##### The data

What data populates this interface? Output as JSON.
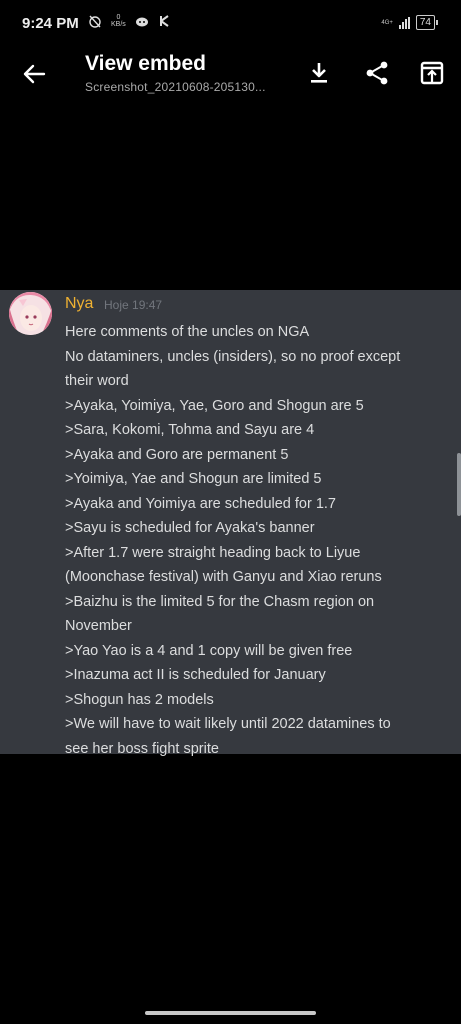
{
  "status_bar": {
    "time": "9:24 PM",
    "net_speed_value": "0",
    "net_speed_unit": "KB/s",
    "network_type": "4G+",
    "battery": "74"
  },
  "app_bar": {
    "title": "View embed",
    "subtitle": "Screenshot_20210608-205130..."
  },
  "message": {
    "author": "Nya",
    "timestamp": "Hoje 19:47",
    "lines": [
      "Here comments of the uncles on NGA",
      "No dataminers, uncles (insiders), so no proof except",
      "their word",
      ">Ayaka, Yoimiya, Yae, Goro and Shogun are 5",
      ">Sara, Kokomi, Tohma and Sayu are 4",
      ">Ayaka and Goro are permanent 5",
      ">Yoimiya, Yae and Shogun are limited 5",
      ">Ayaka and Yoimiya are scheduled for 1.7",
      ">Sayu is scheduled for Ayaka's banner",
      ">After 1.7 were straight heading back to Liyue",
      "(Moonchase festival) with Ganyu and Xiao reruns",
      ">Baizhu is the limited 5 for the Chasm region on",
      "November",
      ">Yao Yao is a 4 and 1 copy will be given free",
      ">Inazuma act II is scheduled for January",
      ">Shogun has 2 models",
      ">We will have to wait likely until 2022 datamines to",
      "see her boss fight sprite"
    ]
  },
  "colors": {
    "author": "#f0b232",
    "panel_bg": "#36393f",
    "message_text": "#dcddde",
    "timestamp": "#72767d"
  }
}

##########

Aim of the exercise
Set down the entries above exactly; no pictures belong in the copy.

Task result
What data populates this interface? Output as JSON.
{
  "status_bar": {
    "time": "9:24 PM",
    "net_speed_value": "0",
    "net_speed_unit": "KB/s",
    "network_type": "4G+",
    "battery": "74"
  },
  "app_bar": {
    "title": "View embed",
    "subtitle": "Screenshot_20210608-205130..."
  },
  "message": {
    "author": "Nya",
    "timestamp": "Hoje 19:47",
    "lines": [
      "Here comments of the uncles on NGA",
      "No dataminers, uncles (insiders), so no proof except",
      "their word",
      ">Ayaka, Yoimiya, Yae, Goro and Shogun are 5",
      ">Sara, Kokomi, Tohma and Sayu are 4",
      ">Ayaka and Goro are permanent 5",
      ">Yoimiya, Yae and Shogun are limited 5",
      ">Ayaka and Yoimiya are scheduled for 1.7",
      ">Sayu is scheduled for Ayaka's banner",
      ">After 1.7 were straight heading back to Liyue",
      "(Moonchase festival) with Ganyu and Xiao reruns",
      ">Baizhu is the limited 5 for the Chasm region on",
      "November",
      ">Yao Yao is a 4 and 1 copy will be given free",
      ">Inazuma act II is scheduled for January",
      ">Shogun has 2 models",
      ">We will have to wait likely until 2022 datamines to",
      "see her boss fight sprite"
    ]
  },
  "colors": {
    "author": "#f0b232",
    "panel_bg": "#36393f",
    "message_text": "#dcddde",
    "timestamp": "#72767d"
  }
}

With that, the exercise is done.